### Exercise aim:
Output the entries in full and verbatim, pictures omitted.

### Web page and app entries:
────────────────────

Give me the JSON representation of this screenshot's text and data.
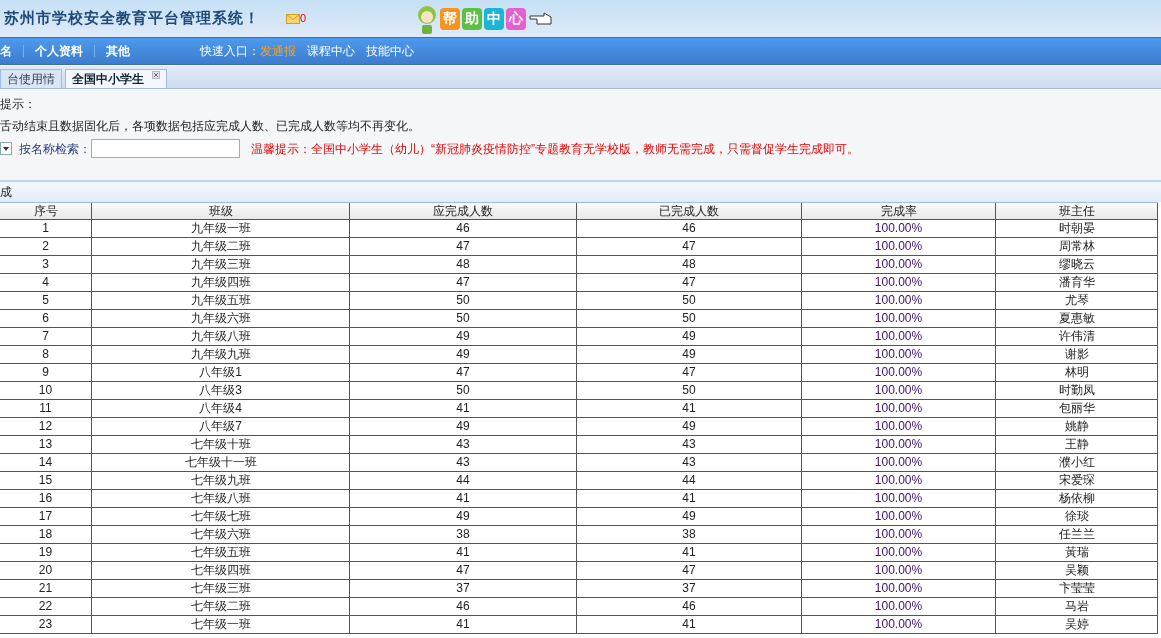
{
  "header": {
    "title": "苏州市学校安全教育平台管理系统！",
    "mail_count": "0",
    "help_tiles": [
      {
        "text": "帮",
        "color": "#f7941d"
      },
      {
        "text": "助",
        "color": "#5cc044"
      },
      {
        "text": "中",
        "color": "#1cb5d6"
      },
      {
        "text": "心",
        "color": "#e45fd0"
      }
    ]
  },
  "nav": {
    "items": [
      "名",
      "个人资料",
      "其他"
    ],
    "quick_label": "快速入口：",
    "quick_links": [
      {
        "label": "发通报",
        "highlight": true
      },
      {
        "label": "课程中心",
        "highlight": false
      },
      {
        "label": "技能中心",
        "highlight": false
      }
    ]
  },
  "tabs": [
    {
      "label": "台使用情",
      "selected": false,
      "closable": false
    },
    {
      "label": "全国中小学生",
      "selected": true,
      "closable": true
    }
  ],
  "notes": {
    "heading": "提示：",
    "line": "舌动结束且数据固化后，各项数据包括应完成人数、已完成人数等均不再变化。",
    "search_label": "按名称检索：",
    "warning": "温馨提示：全国中小学生（幼儿）“新冠肺炎疫情防控”专题教育无学校版，教师无需完成，只需督促学生完成即可。"
  },
  "section_label": "成",
  "table": {
    "columns": [
      "序号",
      "班级",
      "应完成人数",
      "已完成人数",
      "完成率",
      "班主任"
    ],
    "rows": [
      [
        "1",
        "九年级一班",
        "46",
        "46",
        "100.00%",
        "时朝晏"
      ],
      [
        "2",
        "九年级二班",
        "47",
        "47",
        "100.00%",
        "周常林"
      ],
      [
        "3",
        "九年级三班",
        "48",
        "48",
        "100.00%",
        "缪晓云"
      ],
      [
        "4",
        "九年级四班",
        "47",
        "47",
        "100.00%",
        "潘育华"
      ],
      [
        "5",
        "九年级五班",
        "50",
        "50",
        "100.00%",
        "尤琴"
      ],
      [
        "6",
        "九年级六班",
        "50",
        "50",
        "100.00%",
        "夏惠敏"
      ],
      [
        "7",
        "九年级八班",
        "49",
        "49",
        "100.00%",
        "许伟清"
      ],
      [
        "8",
        "九年级九班",
        "49",
        "49",
        "100.00%",
        "谢影"
      ],
      [
        "9",
        "八年级1",
        "47",
        "47",
        "100.00%",
        "林明"
      ],
      [
        "10",
        "八年级3",
        "50",
        "50",
        "100.00%",
        "时勤凤"
      ],
      [
        "11",
        "八年级4",
        "41",
        "41",
        "100.00%",
        "包丽华"
      ],
      [
        "12",
        "八年级7",
        "49",
        "49",
        "100.00%",
        "姚静"
      ],
      [
        "13",
        "七年级十班",
        "43",
        "43",
        "100.00%",
        "王静"
      ],
      [
        "14",
        "七年级十一班",
        "43",
        "43",
        "100.00%",
        "濮小红"
      ],
      [
        "15",
        "七年级九班",
        "44",
        "44",
        "100.00%",
        "宋爱琛"
      ],
      [
        "16",
        "七年级八班",
        "41",
        "41",
        "100.00%",
        "杨依柳"
      ],
      [
        "17",
        "七年级七班",
        "49",
        "49",
        "100.00%",
        "徐琰"
      ],
      [
        "18",
        "七年级六班",
        "38",
        "38",
        "100.00%",
        "任兰兰"
      ],
      [
        "19",
        "七年级五班",
        "41",
        "41",
        "100.00%",
        "黃瑞"
      ],
      [
        "20",
        "七年级四班",
        "47",
        "47",
        "100.00%",
        "吴颖"
      ],
      [
        "21",
        "七年级三班",
        "37",
        "37",
        "100.00%",
        "卞莹莹"
      ],
      [
        "22",
        "七年级二班",
        "46",
        "46",
        "100.00%",
        "马岩"
      ],
      [
        "23",
        "七年级一班",
        "41",
        "41",
        "100.00%",
        "吴婷"
      ]
    ]
  }
}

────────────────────

### Solved problem:
Give me the JSON representation of this screenshot's text and data.
{
  "header": {
    "title": "苏州市学校安全教育平台管理系统！",
    "mail_count": "0",
    "help_tiles": [
      {
        "text": "帮",
        "color": "#f7941d"
      },
      {
        "text": "助",
        "color": "#5cc044"
      },
      {
        "text": "中",
        "color": "#1cb5d6"
      },
      {
        "text": "心",
        "color": "#e45fd0"
      }
    ]
  },
  "nav": {
    "items": [
      "名",
      "个人资料",
      "其他"
    ],
    "quick_label": "快速入口：",
    "quick_links": [
      {
        "label": "发通报",
        "highlight": true
      },
      {
        "label": "课程中心",
        "highlight": false
      },
      {
        "label": "技能中心",
        "highlight": false
      }
    ]
  },
  "tabs": [
    {
      "label": "台使用情",
      "selected": false,
      "closable": false
    },
    {
      "label": "全国中小学生",
      "selected": true,
      "closable": true
    }
  ],
  "notes": {
    "heading": "提示：",
    "line": "舌动结束且数据固化后，各项数据包括应完成人数、已完成人数等均不再变化。",
    "search_label": "按名称检索：",
    "warning": "温馨提示：全国中小学生（幼儿）“新冠肺炎疫情防控”专题教育无学校版，教师无需完成，只需督促学生完成即可。"
  },
  "section_label": "成",
  "table": {
    "columns": [
      "序号",
      "班级",
      "应完成人数",
      "已完成人数",
      "完成率",
      "班主任"
    ],
    "rows": [
      [
        "1",
        "九年级一班",
        "46",
        "46",
        "100.00%",
        "时朝晏"
      ],
      [
        "2",
        "九年级二班",
        "47",
        "47",
        "100.00%",
        "周常林"
      ],
      [
        "3",
        "九年级三班",
        "48",
        "48",
        "100.00%",
        "缪晓云"
      ],
      [
        "4",
        "九年级四班",
        "47",
        "47",
        "100.00%",
        "潘育华"
      ],
      [
        "5",
        "九年级五班",
        "50",
        "50",
        "100.00%",
        "尤琴"
      ],
      [
        "6",
        "九年级六班",
        "50",
        "50",
        "100.00%",
        "夏惠敏"
      ],
      [
        "7",
        "九年级八班",
        "49",
        "49",
        "100.00%",
        "许伟清"
      ],
      [
        "8",
        "九年级九班",
        "49",
        "49",
        "100.00%",
        "谢影"
      ],
      [
        "9",
        "八年级1",
        "47",
        "47",
        "100.00%",
        "林明"
      ],
      [
        "10",
        "八年级3",
        "50",
        "50",
        "100.00%",
        "时勤凤"
      ],
      [
        "11",
        "八年级4",
        "41",
        "41",
        "100.00%",
        "包丽华"
      ],
      [
        "12",
        "八年级7",
        "49",
        "49",
        "100.00%",
        "姚静"
      ],
      [
        "13",
        "七年级十班",
        "43",
        "43",
        "100.00%",
        "王静"
      ],
      [
        "14",
        "七年级十一班",
        "43",
        "43",
        "100.00%",
        "濮小红"
      ],
      [
        "15",
        "七年级九班",
        "44",
        "44",
        "100.00%",
        "宋爱琛"
      ],
      [
        "16",
        "七年级八班",
        "41",
        "41",
        "100.00%",
        "杨依柳"
      ],
      [
        "17",
        "七年级七班",
        "49",
        "49",
        "100.00%",
        "徐琰"
      ],
      [
        "18",
        "七年级六班",
        "38",
        "38",
        "100.00%",
        "任兰兰"
      ],
      [
        "19",
        "七年级五班",
        "41",
        "41",
        "100.00%",
        "黃瑞"
      ],
      [
        "20",
        "七年级四班",
        "47",
        "47",
        "100.00%",
        "吴颖"
      ],
      [
        "21",
        "七年级三班",
        "37",
        "37",
        "100.00%",
        "卞莹莹"
      ],
      [
        "22",
        "七年级二班",
        "46",
        "46",
        "100.00%",
        "马岩"
      ],
      [
        "23",
        "七年级一班",
        "41",
        "41",
        "100.00%",
        "吴婷"
      ]
    ]
  }
}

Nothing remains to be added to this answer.